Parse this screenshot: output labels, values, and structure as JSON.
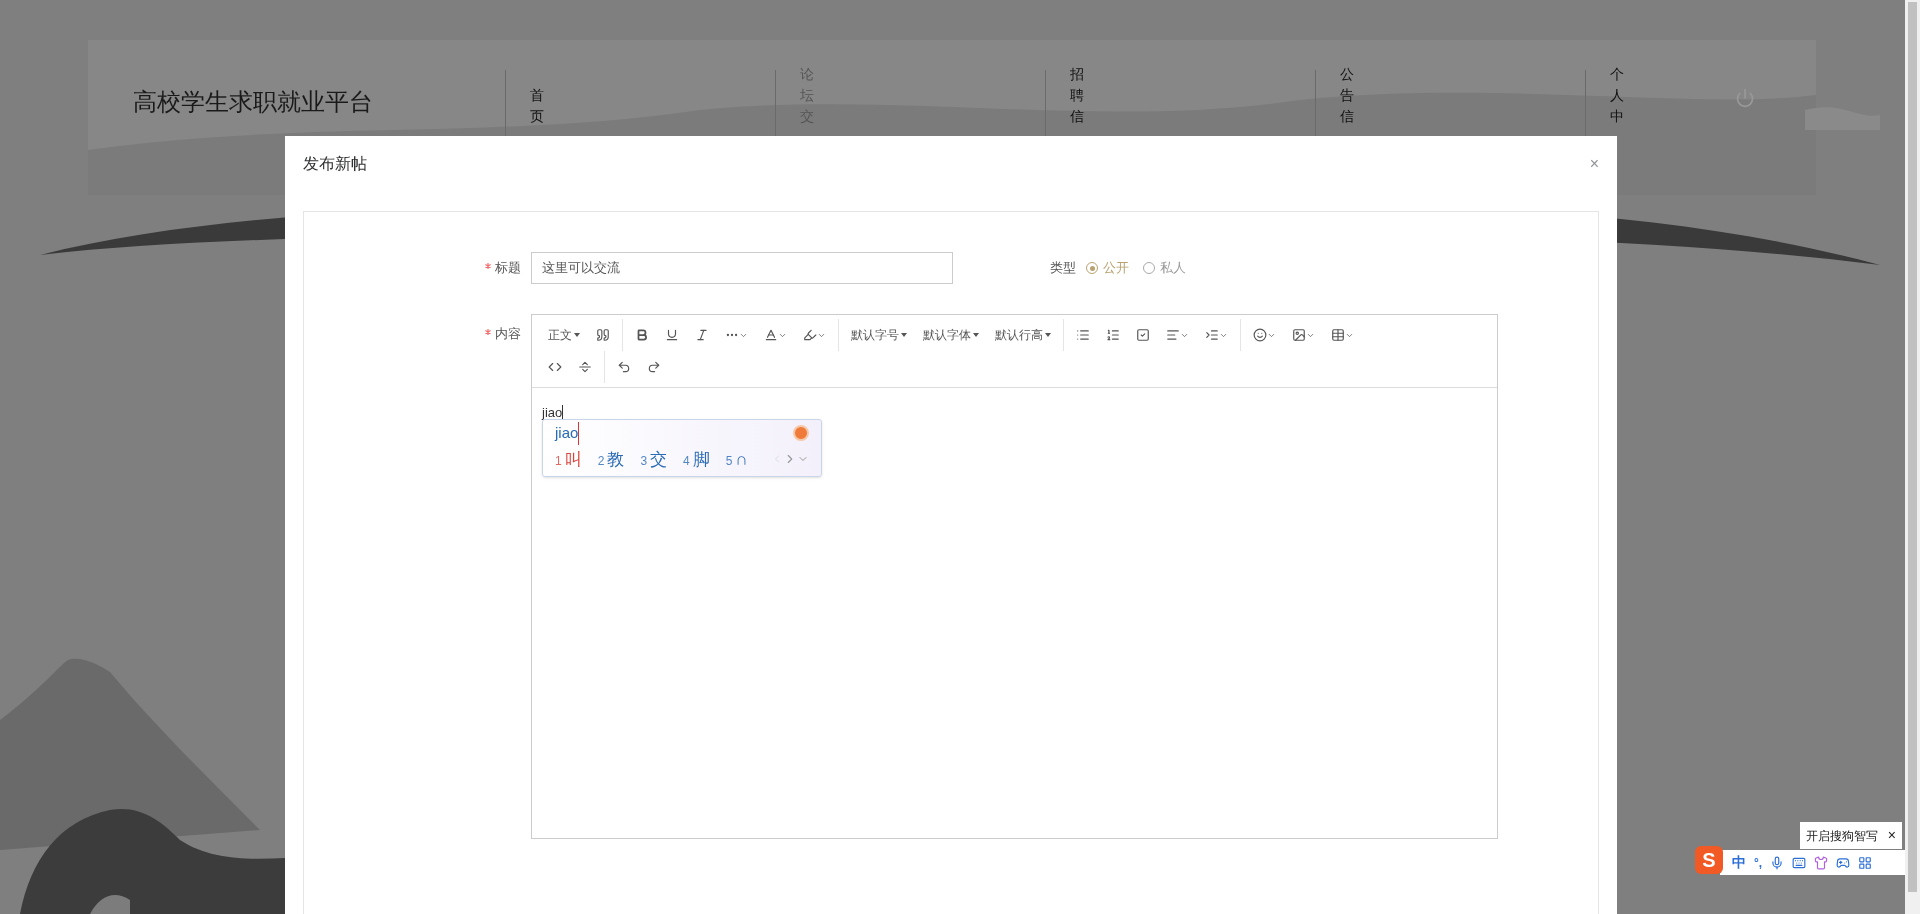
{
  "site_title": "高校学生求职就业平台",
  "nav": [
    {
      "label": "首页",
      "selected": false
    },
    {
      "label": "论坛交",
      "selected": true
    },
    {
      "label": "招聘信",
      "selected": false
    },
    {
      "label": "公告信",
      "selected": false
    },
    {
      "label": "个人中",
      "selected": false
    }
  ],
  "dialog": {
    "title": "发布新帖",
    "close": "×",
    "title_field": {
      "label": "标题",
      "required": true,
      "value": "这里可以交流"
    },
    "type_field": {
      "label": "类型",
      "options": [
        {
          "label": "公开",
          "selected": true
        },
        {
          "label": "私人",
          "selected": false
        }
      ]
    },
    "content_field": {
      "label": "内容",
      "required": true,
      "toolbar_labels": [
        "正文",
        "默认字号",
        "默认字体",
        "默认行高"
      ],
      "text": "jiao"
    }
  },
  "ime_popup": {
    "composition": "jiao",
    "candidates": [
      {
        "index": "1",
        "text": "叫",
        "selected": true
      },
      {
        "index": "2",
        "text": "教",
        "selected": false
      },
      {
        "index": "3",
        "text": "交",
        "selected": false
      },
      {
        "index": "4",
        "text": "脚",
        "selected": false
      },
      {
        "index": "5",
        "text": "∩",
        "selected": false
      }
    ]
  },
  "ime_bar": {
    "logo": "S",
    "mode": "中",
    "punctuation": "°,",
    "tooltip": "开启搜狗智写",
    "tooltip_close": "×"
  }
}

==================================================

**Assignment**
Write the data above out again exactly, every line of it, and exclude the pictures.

**Solution for this exercise**
Parse this screenshot: output labels, values, and structure as JSON.
{
  "site_title": "高校学生求职就业平台",
  "nav": [
    {
      "label": "首页",
      "selected": false
    },
    {
      "label": "论坛交",
      "selected": true
    },
    {
      "label": "招聘信",
      "selected": false
    },
    {
      "label": "公告信",
      "selected": false
    },
    {
      "label": "个人中",
      "selected": false
    }
  ],
  "dialog": {
    "title": "发布新帖",
    "close": "×",
    "title_field": {
      "label": "标题",
      "required": true,
      "value": "这里可以交流"
    },
    "type_field": {
      "label": "类型",
      "options": [
        {
          "label": "公开",
          "selected": true
        },
        {
          "label": "私人",
          "selected": false
        }
      ]
    },
    "content_field": {
      "label": "内容",
      "required": true,
      "toolbar_labels": [
        "正文",
        "默认字号",
        "默认字体",
        "默认行高"
      ],
      "text": "jiao"
    }
  },
  "ime_popup": {
    "composition": "jiao",
    "candidates": [
      {
        "index": "1",
        "text": "叫",
        "selected": true
      },
      {
        "index": "2",
        "text": "教",
        "selected": false
      },
      {
        "index": "3",
        "text": "交",
        "selected": false
      },
      {
        "index": "4",
        "text": "脚",
        "selected": false
      },
      {
        "index": "5",
        "text": "∩",
        "selected": false
      }
    ]
  },
  "ime_bar": {
    "logo": "S",
    "mode": "中",
    "punctuation": "°,",
    "tooltip": "开启搜狗智写",
    "tooltip_close": "×"
  }
}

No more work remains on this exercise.